Miami will complete its current Climate Action Plan by May 2024, at which point it will share continued plans for reaching carbon neutrality. The sustainability committee is also working to increase sustainability education and improve Miami’s recycling and composting programs.
Miami was one of several universities to be invited by the White House to participate in a University Climate Action Network.
“We’re happy about that,” Crawford said. “They recognize what we were doing and the progress that we made in our own ecosystem.”
Before closing his presentation, Crawford talked about Miami’s Power of Will campaign, which was announced in October 2022. He said the university has raised about 60% of its $1 billion goal and plans to invest 84% of the amount raised into academics.
“Our donors are excited about Miami University,” Crawford said. “They love this place, and they show it with their passion and generosity.”
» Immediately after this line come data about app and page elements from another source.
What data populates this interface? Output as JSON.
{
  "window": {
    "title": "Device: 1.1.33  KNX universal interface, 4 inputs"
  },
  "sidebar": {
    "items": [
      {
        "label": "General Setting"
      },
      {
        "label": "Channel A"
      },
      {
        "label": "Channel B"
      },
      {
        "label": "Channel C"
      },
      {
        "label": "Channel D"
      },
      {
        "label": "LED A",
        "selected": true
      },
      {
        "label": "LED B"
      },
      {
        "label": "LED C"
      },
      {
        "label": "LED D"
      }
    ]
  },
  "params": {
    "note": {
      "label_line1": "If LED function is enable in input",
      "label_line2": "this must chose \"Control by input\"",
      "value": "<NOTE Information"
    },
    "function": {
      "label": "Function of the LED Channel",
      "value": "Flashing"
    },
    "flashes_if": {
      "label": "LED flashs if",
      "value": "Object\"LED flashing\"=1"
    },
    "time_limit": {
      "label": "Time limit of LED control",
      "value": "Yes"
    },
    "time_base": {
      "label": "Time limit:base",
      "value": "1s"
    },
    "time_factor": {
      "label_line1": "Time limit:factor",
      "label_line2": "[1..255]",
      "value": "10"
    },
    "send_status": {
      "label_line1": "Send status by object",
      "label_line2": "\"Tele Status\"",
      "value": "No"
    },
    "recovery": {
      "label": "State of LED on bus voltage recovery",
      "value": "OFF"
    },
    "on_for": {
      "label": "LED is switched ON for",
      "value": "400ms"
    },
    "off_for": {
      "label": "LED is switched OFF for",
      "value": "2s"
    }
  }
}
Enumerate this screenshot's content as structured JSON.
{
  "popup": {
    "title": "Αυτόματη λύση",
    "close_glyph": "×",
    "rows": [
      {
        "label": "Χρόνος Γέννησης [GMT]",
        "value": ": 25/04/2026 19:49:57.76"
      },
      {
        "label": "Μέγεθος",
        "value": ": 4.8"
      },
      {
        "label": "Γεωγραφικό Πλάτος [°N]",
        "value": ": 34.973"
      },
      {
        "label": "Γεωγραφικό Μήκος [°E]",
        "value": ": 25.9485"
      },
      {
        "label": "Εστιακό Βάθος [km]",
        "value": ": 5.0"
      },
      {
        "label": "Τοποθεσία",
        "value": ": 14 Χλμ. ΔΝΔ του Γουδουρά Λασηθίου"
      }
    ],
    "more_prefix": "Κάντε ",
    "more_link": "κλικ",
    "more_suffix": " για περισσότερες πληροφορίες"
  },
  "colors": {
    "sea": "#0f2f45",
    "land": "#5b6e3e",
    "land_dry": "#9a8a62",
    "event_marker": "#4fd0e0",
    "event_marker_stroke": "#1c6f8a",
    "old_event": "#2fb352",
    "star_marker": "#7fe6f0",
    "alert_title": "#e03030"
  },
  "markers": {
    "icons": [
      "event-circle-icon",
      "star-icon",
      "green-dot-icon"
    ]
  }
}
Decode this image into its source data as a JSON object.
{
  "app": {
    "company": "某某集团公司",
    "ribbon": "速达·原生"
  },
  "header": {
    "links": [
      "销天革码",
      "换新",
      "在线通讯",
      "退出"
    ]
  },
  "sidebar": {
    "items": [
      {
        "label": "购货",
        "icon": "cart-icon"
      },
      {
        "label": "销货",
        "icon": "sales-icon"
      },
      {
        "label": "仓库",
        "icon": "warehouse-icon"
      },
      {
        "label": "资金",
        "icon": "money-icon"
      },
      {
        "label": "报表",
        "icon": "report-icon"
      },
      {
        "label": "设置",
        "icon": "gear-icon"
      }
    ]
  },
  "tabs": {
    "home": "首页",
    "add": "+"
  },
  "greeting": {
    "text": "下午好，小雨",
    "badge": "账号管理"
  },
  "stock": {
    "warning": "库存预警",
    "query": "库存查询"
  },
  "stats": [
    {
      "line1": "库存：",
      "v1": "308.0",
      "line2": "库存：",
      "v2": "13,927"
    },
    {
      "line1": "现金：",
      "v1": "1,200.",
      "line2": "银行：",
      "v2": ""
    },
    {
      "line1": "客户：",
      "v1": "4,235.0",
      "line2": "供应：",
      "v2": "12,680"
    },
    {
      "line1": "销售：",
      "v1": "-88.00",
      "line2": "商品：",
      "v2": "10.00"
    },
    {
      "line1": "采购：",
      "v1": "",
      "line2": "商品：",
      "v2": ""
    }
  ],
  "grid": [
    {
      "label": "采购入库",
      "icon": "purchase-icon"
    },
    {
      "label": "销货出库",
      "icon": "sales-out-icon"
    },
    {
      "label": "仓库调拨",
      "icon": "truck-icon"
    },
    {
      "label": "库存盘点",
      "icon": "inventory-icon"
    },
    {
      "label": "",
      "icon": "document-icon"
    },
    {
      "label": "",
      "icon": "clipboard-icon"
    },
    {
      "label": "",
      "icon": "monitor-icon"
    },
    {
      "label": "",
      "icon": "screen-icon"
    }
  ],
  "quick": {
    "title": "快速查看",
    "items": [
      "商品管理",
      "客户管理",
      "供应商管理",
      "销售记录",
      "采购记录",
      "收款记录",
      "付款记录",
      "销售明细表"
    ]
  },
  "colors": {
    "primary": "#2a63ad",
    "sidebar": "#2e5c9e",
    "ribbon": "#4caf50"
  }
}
Abby Lamacchia, a senior marketing major, enjoyed how the presentation featured many accomplishments from students and others across all of Miami’s campuses.
“I really enjoyed just all the student accolades,” Lamacchia said. “I think those are things that I didn't even realize were happening as a student and so to learn what my peers are doing, the amazing accomplishments that they are taking on was just a really neat thing to have showcased.”
Kenzie Bryant, a graphic designer with University Communications and Marketing, echoed Lamacchia’s appreciation of the highlighted accomplishments.
“It's really exciting to see the Power of Will and see that campaign come to light,” Bryant said, “and see all the great things that not only our faculty and staff are doing, but our students and alumni.”